“I discovered that I had a real [passion] to work on Sports participation for women. I had worked in the women’s space for a long time through the agency but had not really gone beyond brand”. 

Launching the globally recognised campaign This Girl Can’ was a pivotal moment. “The success of ‘This Girl Can’ in 2015 was probably, without me realising, the start of the “I can do something else and I’m really good at this” [feeling]. I’m really good at understanding behavior – it almost revealed some stuff about me that I didn’t know.”

Not long after that, Kate left her own agency, took a year out completing work with UEFA and Landrover, and then joined M&C Saatchi at the start of 2018.

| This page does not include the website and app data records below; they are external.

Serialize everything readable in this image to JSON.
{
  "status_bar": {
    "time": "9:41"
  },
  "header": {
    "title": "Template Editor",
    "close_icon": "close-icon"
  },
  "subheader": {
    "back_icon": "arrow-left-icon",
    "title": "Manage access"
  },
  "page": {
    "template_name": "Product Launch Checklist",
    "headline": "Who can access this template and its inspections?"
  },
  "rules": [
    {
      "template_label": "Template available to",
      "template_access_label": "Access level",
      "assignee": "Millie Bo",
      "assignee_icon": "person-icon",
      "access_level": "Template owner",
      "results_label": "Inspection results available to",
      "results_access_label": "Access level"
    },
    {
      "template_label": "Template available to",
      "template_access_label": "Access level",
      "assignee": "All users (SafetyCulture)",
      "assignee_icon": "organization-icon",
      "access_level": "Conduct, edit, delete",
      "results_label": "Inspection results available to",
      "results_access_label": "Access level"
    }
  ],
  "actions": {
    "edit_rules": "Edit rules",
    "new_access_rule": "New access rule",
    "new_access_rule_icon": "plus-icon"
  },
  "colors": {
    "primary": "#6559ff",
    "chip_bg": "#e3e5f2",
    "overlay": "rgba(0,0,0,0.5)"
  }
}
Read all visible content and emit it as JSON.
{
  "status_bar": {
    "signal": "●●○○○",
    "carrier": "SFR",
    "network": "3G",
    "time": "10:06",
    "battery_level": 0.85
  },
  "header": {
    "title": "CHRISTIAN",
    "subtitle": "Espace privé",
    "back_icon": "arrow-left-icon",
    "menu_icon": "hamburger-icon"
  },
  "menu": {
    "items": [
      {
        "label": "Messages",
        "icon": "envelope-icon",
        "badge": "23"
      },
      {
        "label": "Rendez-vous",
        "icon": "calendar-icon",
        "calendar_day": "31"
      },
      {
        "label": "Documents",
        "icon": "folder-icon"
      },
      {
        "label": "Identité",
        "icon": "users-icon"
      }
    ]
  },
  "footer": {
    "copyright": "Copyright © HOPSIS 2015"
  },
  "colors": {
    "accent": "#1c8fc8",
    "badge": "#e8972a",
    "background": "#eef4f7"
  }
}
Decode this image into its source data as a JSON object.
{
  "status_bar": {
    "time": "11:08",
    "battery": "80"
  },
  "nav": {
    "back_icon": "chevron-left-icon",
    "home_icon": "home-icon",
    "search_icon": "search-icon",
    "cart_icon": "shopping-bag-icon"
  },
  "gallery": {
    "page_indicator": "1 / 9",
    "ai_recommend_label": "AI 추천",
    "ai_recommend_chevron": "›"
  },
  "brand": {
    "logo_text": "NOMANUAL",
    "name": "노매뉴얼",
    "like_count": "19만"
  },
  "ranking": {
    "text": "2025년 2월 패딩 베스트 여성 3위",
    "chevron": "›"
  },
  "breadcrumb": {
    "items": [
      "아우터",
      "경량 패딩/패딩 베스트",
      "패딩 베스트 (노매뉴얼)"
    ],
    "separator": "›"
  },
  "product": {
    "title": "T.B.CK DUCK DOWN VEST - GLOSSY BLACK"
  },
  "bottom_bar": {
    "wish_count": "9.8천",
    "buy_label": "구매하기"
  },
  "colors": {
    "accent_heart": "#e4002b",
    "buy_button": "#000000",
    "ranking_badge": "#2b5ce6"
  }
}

“My career [has had] a number of zig zags” Kate muses. “That was interesting, now I’m going to try over here, that was interesting, now I’m going to go here. I am a very high energy person and I like working at a certain level of energy and intensity, so I suppose when I don’t have that anymore I really seek it somewhere else.”

“I have also learnt that it’s good for the soul to have a go at something else, and not be afraid of that skills transfer moment, because life’s really short, and in order to keep that level of energy and motivation you have to keep being hungry – it sounds a cliché but you know what I mean. I’ve never over-analysed it…it’s a gut feeling”

Touching on her drive, Kate shares how she inherited a need for self-sufficiency from her mum. “My mum was really brave. She was a single mum, bringing up 4 kids, during which time she went to Africa, she had balls the size of the Albert Hall, and I think if I could be half the woman she was then I’m doing her credit.”

Given the confidence and passion Kate exudes, I wondered whether she had ever felt uncertain? And somewhat surprisingly, she had. ‘When I had my first board meeting at Sport England I had the biggest dose of imposter syndrome known to man. I sat there [thinking] what am I doing [at] this table – there were athletes, the Chief Exec of Accenture and the RFU- really impressive people ,and me! I just ran a sports PR agency… but then I thought hang on a minute, we’ve all been through the same interview process, I’ve earned my position [at] this table in the same way that they have….The reason you’re somewhere is because people want you, you have to remind yourself of that. I think if it feels right then do it, and if it doesn’t then don’t –it sounds cliché but it’s just simple.”